Study material.
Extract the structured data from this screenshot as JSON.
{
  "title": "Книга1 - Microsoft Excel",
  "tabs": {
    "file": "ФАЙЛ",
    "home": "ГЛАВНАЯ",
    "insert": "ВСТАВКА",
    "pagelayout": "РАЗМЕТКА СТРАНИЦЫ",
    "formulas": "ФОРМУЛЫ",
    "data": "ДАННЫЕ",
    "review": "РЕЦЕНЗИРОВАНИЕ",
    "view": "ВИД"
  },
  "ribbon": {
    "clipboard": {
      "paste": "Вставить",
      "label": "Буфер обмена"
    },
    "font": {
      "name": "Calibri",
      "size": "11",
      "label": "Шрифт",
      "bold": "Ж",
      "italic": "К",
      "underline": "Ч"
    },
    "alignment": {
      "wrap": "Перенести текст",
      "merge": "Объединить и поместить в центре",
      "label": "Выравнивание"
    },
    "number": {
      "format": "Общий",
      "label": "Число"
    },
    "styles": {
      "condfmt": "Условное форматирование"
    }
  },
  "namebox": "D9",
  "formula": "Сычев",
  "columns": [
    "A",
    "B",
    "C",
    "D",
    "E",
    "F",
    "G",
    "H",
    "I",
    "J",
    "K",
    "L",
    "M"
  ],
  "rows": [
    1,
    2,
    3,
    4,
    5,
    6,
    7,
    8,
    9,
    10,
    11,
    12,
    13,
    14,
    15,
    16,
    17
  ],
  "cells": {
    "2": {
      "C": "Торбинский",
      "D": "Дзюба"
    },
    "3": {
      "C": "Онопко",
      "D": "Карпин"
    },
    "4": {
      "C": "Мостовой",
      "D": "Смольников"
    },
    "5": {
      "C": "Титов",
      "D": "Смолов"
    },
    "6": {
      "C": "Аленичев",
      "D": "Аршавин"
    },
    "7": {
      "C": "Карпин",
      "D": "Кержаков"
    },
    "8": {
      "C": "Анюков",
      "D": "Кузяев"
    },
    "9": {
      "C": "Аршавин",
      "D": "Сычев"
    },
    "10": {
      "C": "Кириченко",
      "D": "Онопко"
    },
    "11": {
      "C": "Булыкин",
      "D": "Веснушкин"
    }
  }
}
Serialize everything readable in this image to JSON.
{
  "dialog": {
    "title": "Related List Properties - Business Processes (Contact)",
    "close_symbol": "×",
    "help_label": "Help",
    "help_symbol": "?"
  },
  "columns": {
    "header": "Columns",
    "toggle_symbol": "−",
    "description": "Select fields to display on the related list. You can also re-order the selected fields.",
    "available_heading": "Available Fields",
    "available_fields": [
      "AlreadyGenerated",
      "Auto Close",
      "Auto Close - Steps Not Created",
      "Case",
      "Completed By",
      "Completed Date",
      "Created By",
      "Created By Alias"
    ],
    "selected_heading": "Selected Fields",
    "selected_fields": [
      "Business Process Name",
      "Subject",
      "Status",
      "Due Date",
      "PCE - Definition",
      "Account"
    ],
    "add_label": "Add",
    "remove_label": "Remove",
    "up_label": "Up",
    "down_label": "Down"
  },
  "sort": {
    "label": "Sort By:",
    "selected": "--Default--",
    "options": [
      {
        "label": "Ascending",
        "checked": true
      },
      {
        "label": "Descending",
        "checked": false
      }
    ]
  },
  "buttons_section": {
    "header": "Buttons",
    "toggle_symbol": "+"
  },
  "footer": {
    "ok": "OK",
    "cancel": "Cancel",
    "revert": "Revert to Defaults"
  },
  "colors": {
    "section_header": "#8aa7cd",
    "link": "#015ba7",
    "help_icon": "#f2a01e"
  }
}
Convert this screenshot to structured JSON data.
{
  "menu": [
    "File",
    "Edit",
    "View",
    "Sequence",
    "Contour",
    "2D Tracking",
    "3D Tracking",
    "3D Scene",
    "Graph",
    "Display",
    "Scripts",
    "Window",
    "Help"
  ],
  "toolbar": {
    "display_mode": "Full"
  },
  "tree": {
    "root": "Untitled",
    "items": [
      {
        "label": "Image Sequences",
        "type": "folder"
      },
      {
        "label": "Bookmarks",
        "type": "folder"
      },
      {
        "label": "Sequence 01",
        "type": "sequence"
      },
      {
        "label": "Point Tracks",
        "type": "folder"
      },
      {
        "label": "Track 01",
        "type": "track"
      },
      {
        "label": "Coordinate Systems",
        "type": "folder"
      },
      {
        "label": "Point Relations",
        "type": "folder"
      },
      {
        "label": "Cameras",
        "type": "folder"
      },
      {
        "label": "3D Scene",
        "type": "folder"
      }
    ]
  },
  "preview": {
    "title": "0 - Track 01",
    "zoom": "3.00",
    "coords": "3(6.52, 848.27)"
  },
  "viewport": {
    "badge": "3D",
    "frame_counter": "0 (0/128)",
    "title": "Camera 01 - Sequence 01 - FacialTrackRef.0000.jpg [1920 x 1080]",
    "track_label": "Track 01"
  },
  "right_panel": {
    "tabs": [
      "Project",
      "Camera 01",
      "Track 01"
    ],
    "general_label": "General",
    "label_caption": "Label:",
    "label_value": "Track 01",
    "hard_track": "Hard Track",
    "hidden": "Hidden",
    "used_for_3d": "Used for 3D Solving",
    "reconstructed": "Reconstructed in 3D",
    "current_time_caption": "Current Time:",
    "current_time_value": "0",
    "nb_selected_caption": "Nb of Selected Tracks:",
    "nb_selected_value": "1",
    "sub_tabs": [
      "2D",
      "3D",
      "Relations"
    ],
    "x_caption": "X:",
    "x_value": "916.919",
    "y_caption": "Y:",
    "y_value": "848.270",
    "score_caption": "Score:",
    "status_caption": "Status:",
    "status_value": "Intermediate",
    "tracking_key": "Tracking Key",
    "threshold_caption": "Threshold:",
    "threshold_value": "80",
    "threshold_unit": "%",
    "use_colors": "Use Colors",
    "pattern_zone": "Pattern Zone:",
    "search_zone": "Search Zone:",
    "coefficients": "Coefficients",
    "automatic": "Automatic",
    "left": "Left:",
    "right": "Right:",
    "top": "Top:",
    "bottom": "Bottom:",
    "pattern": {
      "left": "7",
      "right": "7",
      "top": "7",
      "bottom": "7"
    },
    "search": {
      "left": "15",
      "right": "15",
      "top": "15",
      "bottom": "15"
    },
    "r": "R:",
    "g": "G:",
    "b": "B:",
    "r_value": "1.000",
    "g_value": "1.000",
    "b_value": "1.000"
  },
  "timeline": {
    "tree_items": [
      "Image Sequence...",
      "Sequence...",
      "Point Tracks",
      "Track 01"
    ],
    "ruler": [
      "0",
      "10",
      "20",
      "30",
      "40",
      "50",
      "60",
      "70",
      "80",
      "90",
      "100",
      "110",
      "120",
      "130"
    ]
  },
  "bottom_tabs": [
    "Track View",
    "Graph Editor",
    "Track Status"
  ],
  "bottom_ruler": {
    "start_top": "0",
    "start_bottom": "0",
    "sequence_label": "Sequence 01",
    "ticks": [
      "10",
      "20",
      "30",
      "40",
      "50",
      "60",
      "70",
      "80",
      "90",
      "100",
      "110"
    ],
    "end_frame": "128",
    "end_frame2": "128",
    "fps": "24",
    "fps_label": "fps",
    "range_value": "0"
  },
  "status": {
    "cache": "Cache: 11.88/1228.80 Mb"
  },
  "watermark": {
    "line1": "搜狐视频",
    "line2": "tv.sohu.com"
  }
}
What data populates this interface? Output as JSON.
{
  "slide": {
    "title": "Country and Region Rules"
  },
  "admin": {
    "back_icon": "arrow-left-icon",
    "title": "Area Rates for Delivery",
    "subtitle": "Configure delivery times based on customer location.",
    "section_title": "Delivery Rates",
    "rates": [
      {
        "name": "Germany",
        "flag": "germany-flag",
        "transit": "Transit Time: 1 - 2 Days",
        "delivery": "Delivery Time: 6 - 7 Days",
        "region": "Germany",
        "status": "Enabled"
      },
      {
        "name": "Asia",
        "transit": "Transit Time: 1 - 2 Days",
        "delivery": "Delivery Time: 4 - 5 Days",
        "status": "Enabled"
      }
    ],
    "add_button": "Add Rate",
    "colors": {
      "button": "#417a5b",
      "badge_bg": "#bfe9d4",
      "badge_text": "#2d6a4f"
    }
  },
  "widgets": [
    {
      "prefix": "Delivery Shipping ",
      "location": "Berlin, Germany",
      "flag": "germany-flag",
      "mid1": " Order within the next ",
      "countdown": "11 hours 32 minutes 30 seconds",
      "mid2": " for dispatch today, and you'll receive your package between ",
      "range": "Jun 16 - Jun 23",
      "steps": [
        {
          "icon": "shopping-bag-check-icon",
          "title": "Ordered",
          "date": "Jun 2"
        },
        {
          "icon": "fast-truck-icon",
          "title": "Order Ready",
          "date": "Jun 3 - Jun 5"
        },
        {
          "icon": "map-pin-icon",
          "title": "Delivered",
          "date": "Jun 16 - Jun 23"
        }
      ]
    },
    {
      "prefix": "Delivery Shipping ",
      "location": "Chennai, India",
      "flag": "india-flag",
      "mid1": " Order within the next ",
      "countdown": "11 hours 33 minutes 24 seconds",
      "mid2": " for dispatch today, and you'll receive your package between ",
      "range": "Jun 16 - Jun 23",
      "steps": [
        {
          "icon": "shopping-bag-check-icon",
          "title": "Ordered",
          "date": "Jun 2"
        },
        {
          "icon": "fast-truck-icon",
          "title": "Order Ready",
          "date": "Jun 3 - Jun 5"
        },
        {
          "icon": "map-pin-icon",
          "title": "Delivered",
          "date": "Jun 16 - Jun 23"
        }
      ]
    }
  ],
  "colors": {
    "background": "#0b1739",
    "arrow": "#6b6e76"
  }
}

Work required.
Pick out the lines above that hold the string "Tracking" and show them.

Output for this task.
    "2D Tracking",
    "3D Tracking",
    "tracking_key": "Tracking Key",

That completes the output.